The vehicle’s alternator has two jobs; the first is to supply all the electricity needed by the vehicle while it is running, and its second job is to recharge the vehicle’s battery. A battery with a low charge or internal problems can place too much of a load on the alternator and possibly overheat and damage the windings or diodes in the alternator. So it is important to perform the battery checks and charge the vehicle’s battery fully before starting any alternator testing.
Do not be tempted to test an alternator by disconnecting the negative battery cable with the engine running. The alternator may keep the engine going, but it is not a good test method. In the pre-computer days, you could pull it off without possibly damaging anything.

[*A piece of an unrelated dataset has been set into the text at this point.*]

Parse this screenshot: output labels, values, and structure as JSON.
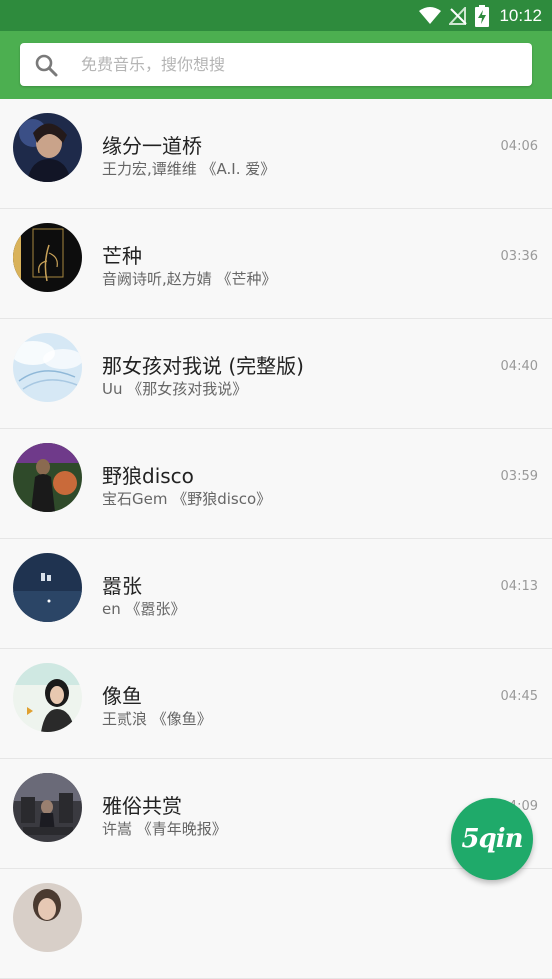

With today’s computer controlled cars, you risk frying every electrical module in your car. As soon as you disconnect the battery, the voltage regulator tells the alternator to put out maximum power. With no battery in the circuit to act as a buffer, the alternator can easily put out voltage spikes over 100 volts, depending on engine rpm. That “simple test” could end up costing you several thousand dollars for new electronics.

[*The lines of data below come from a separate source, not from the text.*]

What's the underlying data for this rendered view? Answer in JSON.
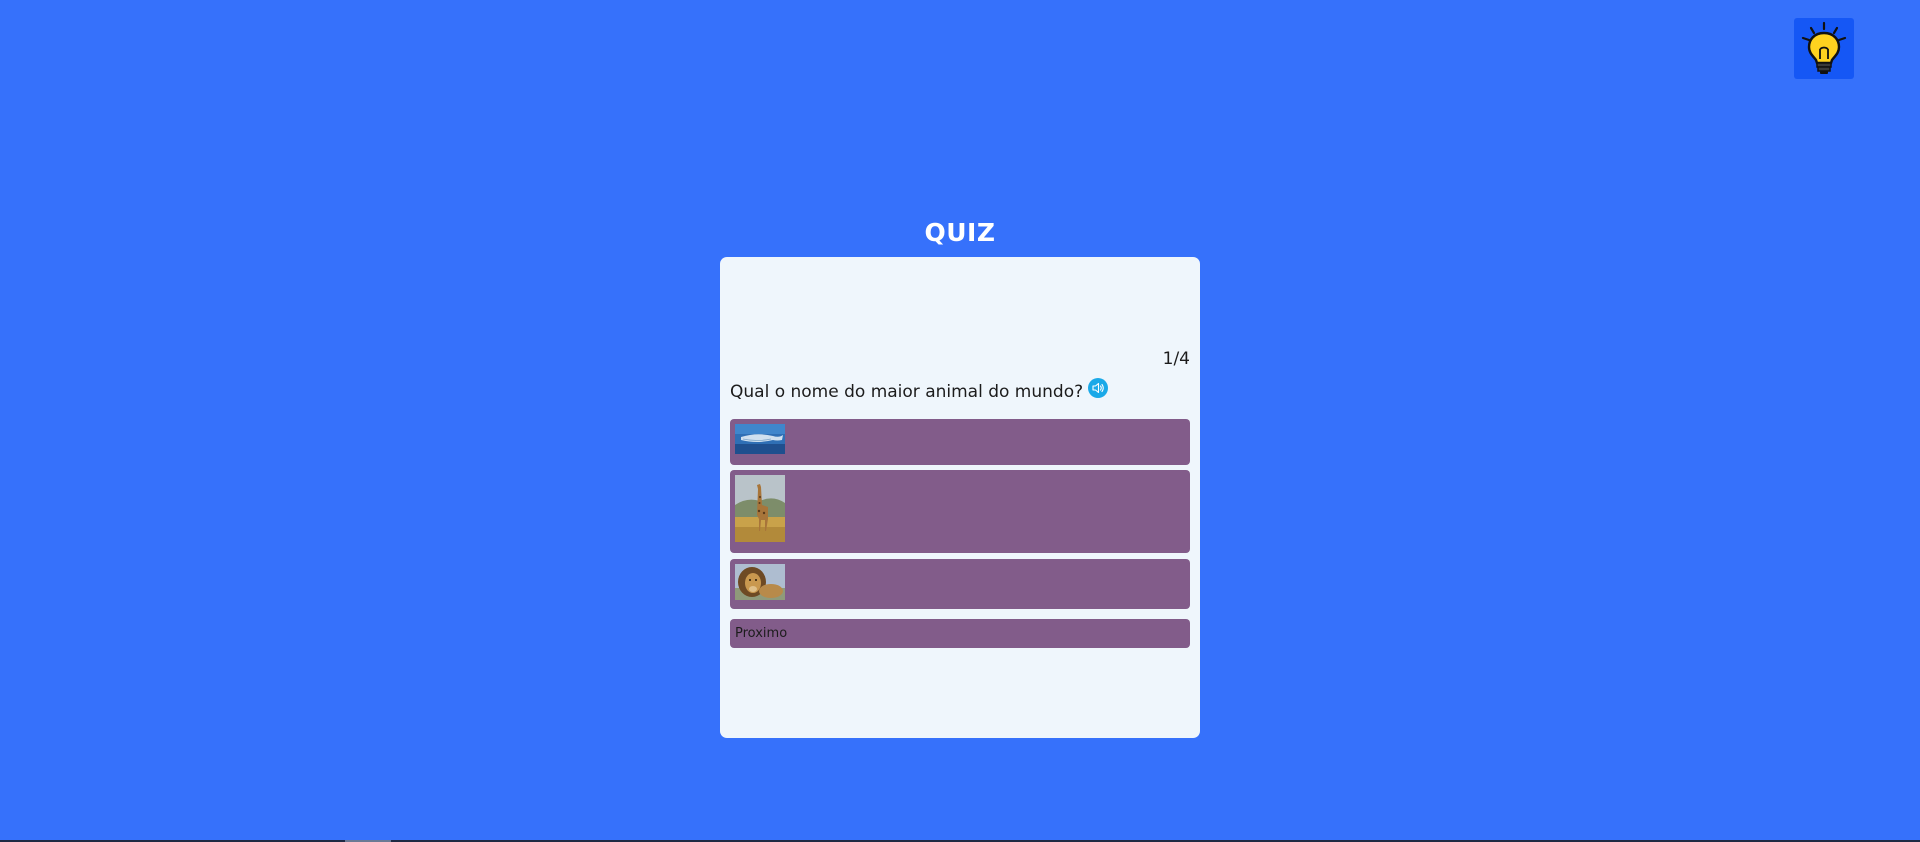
{
  "header": {
    "title": "QUIZ",
    "hint_icon": "lightbulb-icon"
  },
  "quiz": {
    "counter": "1/4",
    "question": "Qual o nome do maior animal do mundo?",
    "audio_icon": "speaker-icon",
    "options": [
      {
        "image": "whale-image"
      },
      {
        "image": "giraffe-image"
      },
      {
        "image": "lion-image"
      }
    ],
    "next_label": "Proximo"
  },
  "colors": {
    "background": "#3671fb",
    "card": "#eff6fc",
    "option": "#825c8a",
    "hint_button": "#1557f5",
    "audio_button": "#1aa9e8"
  }
}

So to begin testing the alternator, like we said before, first verify you have a good, charged battery with a simple voltage check. Your battery should have a minimum of 12.5 Volts before testing the alternator. Once we have verified the battery is charged sufficiently, we can test the alternator output by simply starting the vehicle and monitoring the voltage present at the battery. The battery will initially be a large draw on the alternator during the initial re-charge after startup, so let the engine run for a few minutes to allow the alternator output to stabilize before testing. Raise the engine speed to about 2000rpm and you should have a reading between 13.8V to 15.3V.
If your volt reading is at or near battery voltage, that means the alternator is not functioning at all. This could be an internal problem with the alternator (bad windings, diodes, etc.) or a problem in the wiring or control circuits to the alternator. Less than 13.8V indicates a weak alternator that is still putting out some electricity, but not enough to keep up with the demands of the vehicle and charge the battery sufficiently. Any voltage over 15.3V indicates an overcharging condition that can lead to damage to the vehicle’s electronics and be overcharging of the battery. See the Alternator Charging Voltage chart.
There are a couple other items to check in the charging system. Alternators work by generating an AC voltage and then converting the AC voltage to DC voltage through a series of diodes called a rectifier. An alternator with one or more bad diodes can cause AC voltage spikes which can cause lots of hard to diagnose electrical problems. To check the alternator diodes we can measure how much AC “ripple” is present in the system by measuring for AC voltage at the battery. This AC ripple voltage should be less than 0.5VAC.